» How to complete this task:
I need each line of the entries below that includes the string "caption".

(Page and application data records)
□ □ □ □

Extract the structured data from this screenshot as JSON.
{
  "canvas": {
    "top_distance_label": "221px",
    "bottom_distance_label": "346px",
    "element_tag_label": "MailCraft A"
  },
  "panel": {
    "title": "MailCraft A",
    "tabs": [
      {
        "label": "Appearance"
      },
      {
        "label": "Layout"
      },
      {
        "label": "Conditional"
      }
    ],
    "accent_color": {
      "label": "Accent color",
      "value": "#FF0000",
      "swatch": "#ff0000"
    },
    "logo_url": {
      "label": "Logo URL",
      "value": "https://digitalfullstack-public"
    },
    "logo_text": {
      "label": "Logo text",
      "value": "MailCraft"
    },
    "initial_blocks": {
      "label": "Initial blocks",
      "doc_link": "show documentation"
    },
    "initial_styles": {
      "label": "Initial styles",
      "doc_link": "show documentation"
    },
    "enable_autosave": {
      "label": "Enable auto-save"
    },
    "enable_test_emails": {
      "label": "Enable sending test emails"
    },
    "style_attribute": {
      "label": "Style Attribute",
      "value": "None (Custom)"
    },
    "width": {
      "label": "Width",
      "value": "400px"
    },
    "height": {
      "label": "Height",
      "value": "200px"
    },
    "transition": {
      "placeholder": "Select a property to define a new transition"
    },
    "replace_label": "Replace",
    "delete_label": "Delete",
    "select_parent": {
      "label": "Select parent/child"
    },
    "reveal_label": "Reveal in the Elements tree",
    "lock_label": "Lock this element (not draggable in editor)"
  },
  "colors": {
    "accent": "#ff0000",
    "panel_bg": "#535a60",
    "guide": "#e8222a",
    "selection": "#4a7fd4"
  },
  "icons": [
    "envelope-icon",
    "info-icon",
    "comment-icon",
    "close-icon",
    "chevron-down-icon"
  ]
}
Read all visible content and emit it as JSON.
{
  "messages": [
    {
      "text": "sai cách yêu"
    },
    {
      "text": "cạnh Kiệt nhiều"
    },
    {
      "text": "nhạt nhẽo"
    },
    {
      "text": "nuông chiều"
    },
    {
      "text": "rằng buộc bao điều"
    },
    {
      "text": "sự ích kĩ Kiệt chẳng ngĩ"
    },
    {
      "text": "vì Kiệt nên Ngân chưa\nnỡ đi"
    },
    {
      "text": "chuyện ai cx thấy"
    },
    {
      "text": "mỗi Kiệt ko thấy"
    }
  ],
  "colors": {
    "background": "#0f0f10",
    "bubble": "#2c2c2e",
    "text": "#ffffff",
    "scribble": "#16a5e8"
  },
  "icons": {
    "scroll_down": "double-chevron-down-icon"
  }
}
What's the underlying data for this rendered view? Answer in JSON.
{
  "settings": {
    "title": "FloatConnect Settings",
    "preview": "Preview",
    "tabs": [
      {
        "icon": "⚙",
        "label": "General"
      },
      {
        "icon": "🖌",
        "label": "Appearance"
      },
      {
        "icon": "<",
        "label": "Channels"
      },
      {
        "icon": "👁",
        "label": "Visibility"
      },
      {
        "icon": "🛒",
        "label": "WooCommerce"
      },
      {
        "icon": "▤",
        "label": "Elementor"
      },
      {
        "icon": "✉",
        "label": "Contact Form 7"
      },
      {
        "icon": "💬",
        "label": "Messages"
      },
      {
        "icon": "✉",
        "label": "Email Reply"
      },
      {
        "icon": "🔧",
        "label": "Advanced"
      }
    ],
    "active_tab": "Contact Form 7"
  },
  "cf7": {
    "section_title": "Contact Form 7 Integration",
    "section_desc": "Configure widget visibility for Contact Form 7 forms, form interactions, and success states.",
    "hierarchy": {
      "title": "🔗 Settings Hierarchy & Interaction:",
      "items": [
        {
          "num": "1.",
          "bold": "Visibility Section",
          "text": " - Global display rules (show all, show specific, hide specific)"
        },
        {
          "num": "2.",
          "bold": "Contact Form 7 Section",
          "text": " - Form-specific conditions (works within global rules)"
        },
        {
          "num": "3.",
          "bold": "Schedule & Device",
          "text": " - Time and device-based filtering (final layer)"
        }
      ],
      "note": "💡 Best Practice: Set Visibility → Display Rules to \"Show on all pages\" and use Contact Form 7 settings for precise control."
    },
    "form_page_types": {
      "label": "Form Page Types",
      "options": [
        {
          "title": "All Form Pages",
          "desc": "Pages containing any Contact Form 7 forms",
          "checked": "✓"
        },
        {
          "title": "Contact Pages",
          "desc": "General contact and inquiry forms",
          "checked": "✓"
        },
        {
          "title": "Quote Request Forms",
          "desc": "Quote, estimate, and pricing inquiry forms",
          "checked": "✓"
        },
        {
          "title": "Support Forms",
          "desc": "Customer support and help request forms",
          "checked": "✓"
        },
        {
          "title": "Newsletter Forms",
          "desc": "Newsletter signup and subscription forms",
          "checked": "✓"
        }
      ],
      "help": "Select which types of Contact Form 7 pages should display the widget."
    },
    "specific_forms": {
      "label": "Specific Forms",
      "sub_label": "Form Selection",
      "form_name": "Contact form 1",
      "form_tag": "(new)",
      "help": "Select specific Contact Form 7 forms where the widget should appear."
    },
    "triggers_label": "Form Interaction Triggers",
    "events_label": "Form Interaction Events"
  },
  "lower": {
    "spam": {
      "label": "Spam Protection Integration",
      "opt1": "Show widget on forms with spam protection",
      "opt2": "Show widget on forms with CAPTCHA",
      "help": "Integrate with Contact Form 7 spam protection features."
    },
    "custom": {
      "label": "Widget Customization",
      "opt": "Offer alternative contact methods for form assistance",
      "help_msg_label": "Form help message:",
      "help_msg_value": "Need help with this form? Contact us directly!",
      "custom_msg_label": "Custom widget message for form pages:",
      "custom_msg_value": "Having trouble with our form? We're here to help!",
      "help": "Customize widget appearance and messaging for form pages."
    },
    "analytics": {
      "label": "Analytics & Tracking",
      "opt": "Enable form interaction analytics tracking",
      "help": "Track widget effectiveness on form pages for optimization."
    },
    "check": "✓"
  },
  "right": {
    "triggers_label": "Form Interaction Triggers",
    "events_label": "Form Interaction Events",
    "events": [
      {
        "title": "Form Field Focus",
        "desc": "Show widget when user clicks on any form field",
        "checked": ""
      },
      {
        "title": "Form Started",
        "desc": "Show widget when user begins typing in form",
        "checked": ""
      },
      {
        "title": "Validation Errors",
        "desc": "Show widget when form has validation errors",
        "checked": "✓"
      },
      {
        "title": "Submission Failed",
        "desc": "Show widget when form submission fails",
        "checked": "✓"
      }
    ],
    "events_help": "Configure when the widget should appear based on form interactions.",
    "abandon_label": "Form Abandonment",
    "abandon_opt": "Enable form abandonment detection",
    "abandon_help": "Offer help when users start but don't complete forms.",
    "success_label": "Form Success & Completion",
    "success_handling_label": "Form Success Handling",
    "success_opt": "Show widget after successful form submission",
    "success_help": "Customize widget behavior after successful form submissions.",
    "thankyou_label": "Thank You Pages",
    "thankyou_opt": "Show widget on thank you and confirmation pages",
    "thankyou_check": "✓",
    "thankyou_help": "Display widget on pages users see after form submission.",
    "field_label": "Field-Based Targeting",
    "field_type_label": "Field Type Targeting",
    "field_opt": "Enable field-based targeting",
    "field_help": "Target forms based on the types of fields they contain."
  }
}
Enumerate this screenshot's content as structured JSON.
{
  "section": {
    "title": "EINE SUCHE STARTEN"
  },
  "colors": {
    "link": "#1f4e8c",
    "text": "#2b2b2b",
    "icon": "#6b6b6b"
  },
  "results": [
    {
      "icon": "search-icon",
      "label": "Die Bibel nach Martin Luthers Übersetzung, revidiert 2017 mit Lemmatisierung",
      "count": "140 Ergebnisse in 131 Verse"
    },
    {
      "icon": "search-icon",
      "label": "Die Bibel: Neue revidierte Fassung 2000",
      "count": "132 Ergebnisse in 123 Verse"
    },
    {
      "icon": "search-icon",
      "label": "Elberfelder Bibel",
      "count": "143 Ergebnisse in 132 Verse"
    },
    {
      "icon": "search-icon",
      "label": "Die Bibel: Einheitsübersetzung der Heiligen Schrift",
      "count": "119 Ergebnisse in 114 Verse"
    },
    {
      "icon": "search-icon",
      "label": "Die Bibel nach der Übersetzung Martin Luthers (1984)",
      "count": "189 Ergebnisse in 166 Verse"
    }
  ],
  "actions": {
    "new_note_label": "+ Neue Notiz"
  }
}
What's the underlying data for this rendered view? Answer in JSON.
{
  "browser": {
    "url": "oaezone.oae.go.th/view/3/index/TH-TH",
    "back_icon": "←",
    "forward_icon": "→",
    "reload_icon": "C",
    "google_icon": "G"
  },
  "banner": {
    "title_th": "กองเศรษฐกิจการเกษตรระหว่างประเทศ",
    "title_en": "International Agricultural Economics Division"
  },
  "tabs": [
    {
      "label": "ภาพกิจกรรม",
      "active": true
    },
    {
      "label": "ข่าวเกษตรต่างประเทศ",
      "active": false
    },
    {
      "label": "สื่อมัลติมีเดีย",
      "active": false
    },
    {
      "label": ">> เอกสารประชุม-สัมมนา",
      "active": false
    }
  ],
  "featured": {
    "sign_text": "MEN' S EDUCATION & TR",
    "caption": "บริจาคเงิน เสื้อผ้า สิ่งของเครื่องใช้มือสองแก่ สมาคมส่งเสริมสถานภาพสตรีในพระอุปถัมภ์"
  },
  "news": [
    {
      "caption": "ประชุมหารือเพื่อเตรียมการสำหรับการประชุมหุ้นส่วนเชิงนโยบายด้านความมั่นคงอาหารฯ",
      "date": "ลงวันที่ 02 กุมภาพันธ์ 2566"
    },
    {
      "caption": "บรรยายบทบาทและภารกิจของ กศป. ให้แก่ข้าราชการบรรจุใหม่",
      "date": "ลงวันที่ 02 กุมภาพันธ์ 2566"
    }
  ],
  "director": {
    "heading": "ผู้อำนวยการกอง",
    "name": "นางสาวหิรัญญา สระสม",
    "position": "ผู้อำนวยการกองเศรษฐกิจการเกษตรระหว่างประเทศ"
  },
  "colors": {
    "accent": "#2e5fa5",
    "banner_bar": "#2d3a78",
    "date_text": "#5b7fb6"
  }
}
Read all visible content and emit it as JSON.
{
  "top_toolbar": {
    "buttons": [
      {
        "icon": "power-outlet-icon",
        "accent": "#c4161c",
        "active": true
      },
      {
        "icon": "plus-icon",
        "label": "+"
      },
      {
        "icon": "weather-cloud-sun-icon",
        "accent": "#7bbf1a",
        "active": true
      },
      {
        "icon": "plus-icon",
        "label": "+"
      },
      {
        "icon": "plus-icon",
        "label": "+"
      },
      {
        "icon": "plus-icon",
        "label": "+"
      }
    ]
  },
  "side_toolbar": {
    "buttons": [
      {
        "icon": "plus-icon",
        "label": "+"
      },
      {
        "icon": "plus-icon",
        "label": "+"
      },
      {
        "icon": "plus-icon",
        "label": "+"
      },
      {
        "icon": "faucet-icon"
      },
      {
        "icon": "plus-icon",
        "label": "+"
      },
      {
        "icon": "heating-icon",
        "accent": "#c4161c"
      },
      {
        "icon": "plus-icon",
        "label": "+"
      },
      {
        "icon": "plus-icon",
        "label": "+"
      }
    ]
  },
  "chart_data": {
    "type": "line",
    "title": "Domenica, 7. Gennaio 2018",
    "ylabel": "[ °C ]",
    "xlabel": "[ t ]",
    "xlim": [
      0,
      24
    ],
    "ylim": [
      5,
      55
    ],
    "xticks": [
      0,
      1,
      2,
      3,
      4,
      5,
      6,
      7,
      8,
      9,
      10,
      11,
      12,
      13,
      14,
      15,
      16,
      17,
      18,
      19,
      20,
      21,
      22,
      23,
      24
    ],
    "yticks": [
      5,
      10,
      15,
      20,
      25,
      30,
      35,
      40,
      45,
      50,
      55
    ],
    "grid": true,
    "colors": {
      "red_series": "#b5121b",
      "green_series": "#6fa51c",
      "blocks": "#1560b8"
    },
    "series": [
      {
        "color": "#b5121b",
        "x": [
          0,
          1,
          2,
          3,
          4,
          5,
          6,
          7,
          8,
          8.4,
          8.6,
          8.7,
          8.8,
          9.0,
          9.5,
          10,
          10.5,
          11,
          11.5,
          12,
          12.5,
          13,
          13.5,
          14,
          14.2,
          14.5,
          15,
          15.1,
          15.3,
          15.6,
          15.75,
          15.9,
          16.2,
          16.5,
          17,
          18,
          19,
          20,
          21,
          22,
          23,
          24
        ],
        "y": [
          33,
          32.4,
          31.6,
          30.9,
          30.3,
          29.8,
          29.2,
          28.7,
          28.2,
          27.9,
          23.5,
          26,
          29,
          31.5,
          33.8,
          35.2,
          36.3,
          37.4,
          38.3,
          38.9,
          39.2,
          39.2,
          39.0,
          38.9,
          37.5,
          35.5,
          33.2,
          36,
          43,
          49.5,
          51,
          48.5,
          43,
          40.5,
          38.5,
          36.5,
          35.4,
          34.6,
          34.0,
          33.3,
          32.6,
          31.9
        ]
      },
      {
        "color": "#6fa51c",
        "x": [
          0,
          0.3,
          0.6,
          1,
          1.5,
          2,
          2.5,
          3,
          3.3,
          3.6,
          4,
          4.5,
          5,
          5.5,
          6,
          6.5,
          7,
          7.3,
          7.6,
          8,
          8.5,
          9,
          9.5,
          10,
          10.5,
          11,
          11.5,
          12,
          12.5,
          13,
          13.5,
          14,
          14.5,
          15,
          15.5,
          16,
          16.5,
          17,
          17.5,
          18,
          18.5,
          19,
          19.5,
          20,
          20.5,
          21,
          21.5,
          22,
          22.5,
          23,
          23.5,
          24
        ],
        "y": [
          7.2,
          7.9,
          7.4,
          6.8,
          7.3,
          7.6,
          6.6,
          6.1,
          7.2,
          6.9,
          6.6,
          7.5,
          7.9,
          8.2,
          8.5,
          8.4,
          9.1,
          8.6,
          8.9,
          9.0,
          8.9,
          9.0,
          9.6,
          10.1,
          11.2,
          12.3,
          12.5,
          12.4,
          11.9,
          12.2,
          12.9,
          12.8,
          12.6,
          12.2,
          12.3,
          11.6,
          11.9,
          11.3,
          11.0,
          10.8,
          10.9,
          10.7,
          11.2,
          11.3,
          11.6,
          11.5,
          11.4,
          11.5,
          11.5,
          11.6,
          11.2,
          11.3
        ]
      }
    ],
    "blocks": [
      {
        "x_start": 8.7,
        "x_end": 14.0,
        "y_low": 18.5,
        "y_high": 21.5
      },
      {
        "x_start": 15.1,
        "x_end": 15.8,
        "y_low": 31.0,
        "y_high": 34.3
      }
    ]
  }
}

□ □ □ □

» Answer section:
    "caption": "บริจาคเงิน เสื้อผ้า สิ่งของเครื่องใช้มือสองแก่ สมาคมส่งเสริมสถานภาพสตรีในพระอุปถัมภ์"
      "caption": "ประชุมหารือเพื่อเตรียมการสำหรับการประชุมหุ้นส่วนเชิงนโยบายด้านความมั่นคงอาหารฯ",
      "caption": "บรรยายบทบาทและภารกิจของ กศป. ให้แก่ข้าราชการบรรจุใหม่",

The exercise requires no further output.